### WHAT TO WORK ON
Give the lines again word for word, beginning with the one containing "What's the underlying" and ending with the last line of the material below.

### INFORMATION SHOWN
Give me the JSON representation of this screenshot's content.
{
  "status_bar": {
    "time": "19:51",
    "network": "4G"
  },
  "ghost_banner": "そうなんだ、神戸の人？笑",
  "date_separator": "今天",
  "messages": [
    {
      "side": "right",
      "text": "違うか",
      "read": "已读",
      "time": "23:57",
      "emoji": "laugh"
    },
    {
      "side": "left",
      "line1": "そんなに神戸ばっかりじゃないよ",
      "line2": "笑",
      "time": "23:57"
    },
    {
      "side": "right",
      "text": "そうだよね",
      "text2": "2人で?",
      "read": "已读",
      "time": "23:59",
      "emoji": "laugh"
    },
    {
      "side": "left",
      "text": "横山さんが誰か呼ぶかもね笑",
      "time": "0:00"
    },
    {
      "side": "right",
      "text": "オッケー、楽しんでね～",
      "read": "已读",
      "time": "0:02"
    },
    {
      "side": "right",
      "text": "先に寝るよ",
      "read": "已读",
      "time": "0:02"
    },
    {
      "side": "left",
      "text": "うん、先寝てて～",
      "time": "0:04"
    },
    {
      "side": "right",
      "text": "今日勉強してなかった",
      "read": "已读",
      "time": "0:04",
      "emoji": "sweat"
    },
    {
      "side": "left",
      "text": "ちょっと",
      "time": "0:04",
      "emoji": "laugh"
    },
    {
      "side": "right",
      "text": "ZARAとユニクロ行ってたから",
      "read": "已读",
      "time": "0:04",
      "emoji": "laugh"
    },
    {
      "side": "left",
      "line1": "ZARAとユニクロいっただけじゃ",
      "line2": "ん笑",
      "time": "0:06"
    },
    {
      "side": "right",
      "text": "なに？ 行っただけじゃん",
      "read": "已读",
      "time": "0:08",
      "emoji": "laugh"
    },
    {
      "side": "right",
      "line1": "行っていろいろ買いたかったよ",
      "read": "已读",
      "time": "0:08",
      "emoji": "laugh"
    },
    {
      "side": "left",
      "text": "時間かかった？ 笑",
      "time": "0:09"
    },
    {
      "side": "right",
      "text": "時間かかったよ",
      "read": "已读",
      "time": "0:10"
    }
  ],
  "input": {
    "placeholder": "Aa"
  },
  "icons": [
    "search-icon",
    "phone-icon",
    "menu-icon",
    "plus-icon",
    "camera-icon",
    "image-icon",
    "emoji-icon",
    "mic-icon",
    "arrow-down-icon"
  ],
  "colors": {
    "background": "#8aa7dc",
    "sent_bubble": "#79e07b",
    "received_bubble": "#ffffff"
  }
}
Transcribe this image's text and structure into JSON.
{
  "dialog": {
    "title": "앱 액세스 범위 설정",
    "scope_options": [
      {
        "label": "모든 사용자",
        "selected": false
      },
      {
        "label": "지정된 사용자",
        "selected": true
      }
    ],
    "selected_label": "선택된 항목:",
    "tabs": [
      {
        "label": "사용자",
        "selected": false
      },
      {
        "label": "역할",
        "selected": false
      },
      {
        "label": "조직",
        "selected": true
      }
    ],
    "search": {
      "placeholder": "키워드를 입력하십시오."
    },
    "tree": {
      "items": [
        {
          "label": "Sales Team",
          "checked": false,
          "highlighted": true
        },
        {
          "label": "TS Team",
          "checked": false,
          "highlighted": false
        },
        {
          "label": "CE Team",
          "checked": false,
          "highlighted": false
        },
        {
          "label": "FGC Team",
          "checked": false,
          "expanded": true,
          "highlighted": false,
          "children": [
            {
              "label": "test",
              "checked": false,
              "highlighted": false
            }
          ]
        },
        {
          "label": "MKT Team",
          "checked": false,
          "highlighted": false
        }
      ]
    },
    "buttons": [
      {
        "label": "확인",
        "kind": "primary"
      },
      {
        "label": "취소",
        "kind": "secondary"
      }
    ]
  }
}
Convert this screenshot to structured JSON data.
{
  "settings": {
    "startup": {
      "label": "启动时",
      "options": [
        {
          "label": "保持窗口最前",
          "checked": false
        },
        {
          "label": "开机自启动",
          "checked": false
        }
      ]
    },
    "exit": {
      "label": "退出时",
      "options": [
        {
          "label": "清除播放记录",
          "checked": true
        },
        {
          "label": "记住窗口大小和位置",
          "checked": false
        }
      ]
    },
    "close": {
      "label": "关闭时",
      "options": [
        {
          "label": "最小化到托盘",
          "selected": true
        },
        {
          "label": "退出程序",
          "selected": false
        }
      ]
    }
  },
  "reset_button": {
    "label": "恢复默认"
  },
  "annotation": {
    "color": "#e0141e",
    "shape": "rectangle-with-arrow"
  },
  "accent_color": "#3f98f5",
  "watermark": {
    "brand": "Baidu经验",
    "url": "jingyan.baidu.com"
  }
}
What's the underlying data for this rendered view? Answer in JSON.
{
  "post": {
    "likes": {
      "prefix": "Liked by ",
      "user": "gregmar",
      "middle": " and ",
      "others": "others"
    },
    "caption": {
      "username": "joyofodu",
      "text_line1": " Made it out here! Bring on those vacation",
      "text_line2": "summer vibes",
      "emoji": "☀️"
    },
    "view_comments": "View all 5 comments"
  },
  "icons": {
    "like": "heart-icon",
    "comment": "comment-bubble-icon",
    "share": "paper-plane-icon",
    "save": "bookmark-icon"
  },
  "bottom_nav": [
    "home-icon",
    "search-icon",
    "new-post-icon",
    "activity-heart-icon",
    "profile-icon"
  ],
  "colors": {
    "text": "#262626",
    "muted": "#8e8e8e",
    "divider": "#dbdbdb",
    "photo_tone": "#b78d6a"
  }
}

### ANSWER FOR THE TASK
What's the underlying data for this rendered view? Answer in JSON.
{
  "post": {
    "likes": {
      "prefix": "Liked by ",
      "user": "gregmar",
      "middle": " and ",
      "others": "others"
    },
    "caption": {
      "username": "joyofodu",
      "text_line1": " Made it out here! Bring on those vacation",
      "text_line2": "summer vibes",
      "emoji": "☀️"
    },
    "view_comments": "View all 5 comments"
  },
  "icons": {
    "like": "heart-icon",
    "comment": "comment-bubble-icon",
    "share": "paper-plane-icon",
    "save": "bookmark-icon"
  },
  "bottom_nav": [
    "home-icon",
    "search-icon",
    "new-post-icon",
    "activity-heart-icon",
    "profile-icon"
  ],
  "colors": {
    "text": "#262626",
    "muted": "#8e8e8e",
    "divider": "#dbdbdb",
    "photo_tone": "#b78d6a"
  }
}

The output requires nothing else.